** PROVIDED RECORDS follows **

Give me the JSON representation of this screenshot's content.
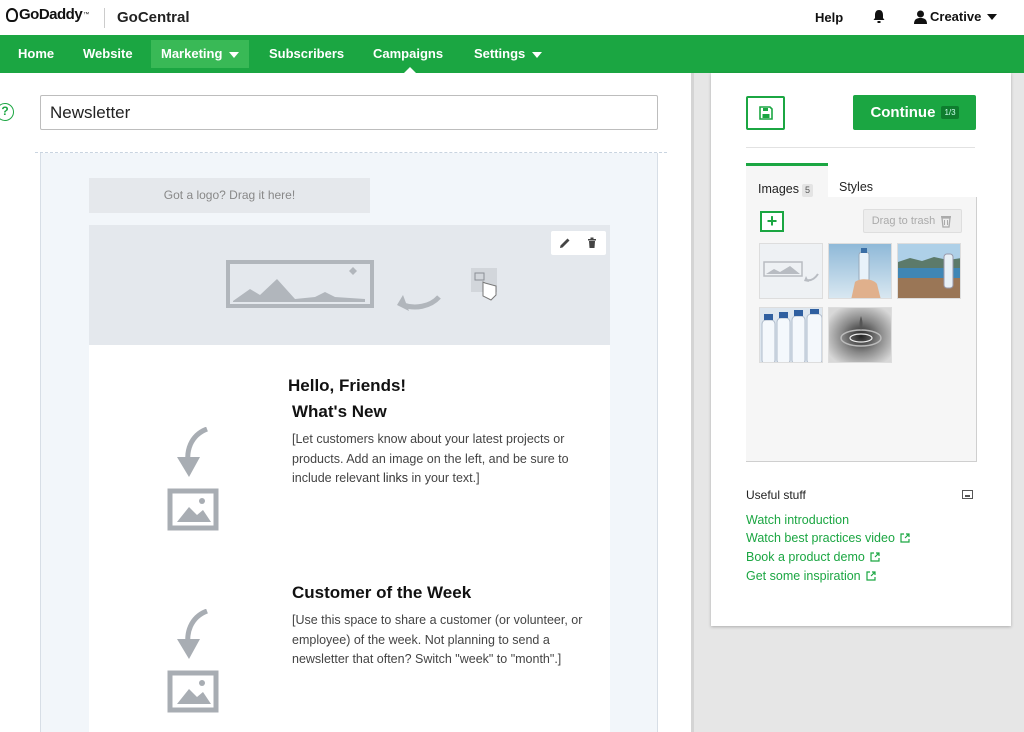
{
  "header": {
    "brand": "GoDaddy",
    "brand_tm": "™",
    "product": "GoCentral",
    "help_label": "Help",
    "account_label": "Creative"
  },
  "nav": {
    "items": [
      {
        "label": "Home"
      },
      {
        "label": "Website"
      },
      {
        "label": "Marketing"
      },
      {
        "label": "Subscribers"
      },
      {
        "label": "Campaigns"
      },
      {
        "label": "Settings"
      }
    ]
  },
  "editor": {
    "help_symbol": "?",
    "title_value": "Newsletter",
    "logo_drop_text": "Got a logo? Drag it here!",
    "greeting": "Hello, Friends!",
    "section1": {
      "title": "What's New",
      "body_before_link": "[Let customers know about your latest projects or products. Add an image on the left, and be sure to include relevant ",
      "link_text": "links",
      "body_after_link": " in your text.]"
    },
    "section2": {
      "title": "Customer of the Week",
      "body": "[Use this space to share a customer (or volunteer, or employee) of the week. Not planning to send a newsletter that often? Switch \"week\" to \"month\".]"
    }
  },
  "panel": {
    "continue_label": "Continue",
    "step_label": "1/3",
    "tabs": {
      "images_label": "Images",
      "images_count": "5",
      "styles_label": "Styles"
    },
    "trash_label": "Drag to trash",
    "add_symbol": "+",
    "useful_title": "Useful stuff",
    "links": [
      {
        "label": "Watch introduction"
      },
      {
        "label": "Watch best practices video"
      },
      {
        "label": "Book a product demo"
      },
      {
        "label": "Get some inspiration"
      }
    ]
  },
  "colors": {
    "brand_green": "#1ba642",
    "nav_active": "#39b956",
    "canvas_bg": "#f2f6fa"
  }
}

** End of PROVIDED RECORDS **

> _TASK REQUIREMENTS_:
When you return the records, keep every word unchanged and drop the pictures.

> _PROBLEM SOLUTION_:
Give me the JSON representation of this screenshot's content.
{
  "header": {
    "brand": "GoDaddy",
    "brand_tm": "™",
    "product": "GoCentral",
    "help_label": "Help",
    "account_label": "Creative"
  },
  "nav": {
    "items": [
      {
        "label": "Home"
      },
      {
        "label": "Website"
      },
      {
        "label": "Marketing"
      },
      {
        "label": "Subscribers"
      },
      {
        "label": "Campaigns"
      },
      {
        "label": "Settings"
      }
    ]
  },
  "editor": {
    "help_symbol": "?",
    "title_value": "Newsletter",
    "logo_drop_text": "Got a logo? Drag it here!",
    "greeting": "Hello, Friends!",
    "section1": {
      "title": "What's New",
      "body_before_link": "[Let customers know about your latest projects or products. Add an image on the left, and be sure to include relevant ",
      "link_text": "links",
      "body_after_link": " in your text.]"
    },
    "section2": {
      "title": "Customer of the Week",
      "body": "[Use this space to share a customer (or volunteer, or employee) of the week. Not planning to send a newsletter that often? Switch \"week\" to \"month\".]"
    }
  },
  "panel": {
    "continue_label": "Continue",
    "step_label": "1/3",
    "tabs": {
      "images_label": "Images",
      "images_count": "5",
      "styles_label": "Styles"
    },
    "trash_label": "Drag to trash",
    "add_symbol": "+",
    "useful_title": "Useful stuff",
    "links": [
      {
        "label": "Watch introduction"
      },
      {
        "label": "Watch best practices video"
      },
      {
        "label": "Book a product demo"
      },
      {
        "label": "Get some inspiration"
      }
    ]
  },
  "colors": {
    "brand_green": "#1ba642",
    "nav_active": "#39b956",
    "canvas_bg": "#f2f6fa"
  }
}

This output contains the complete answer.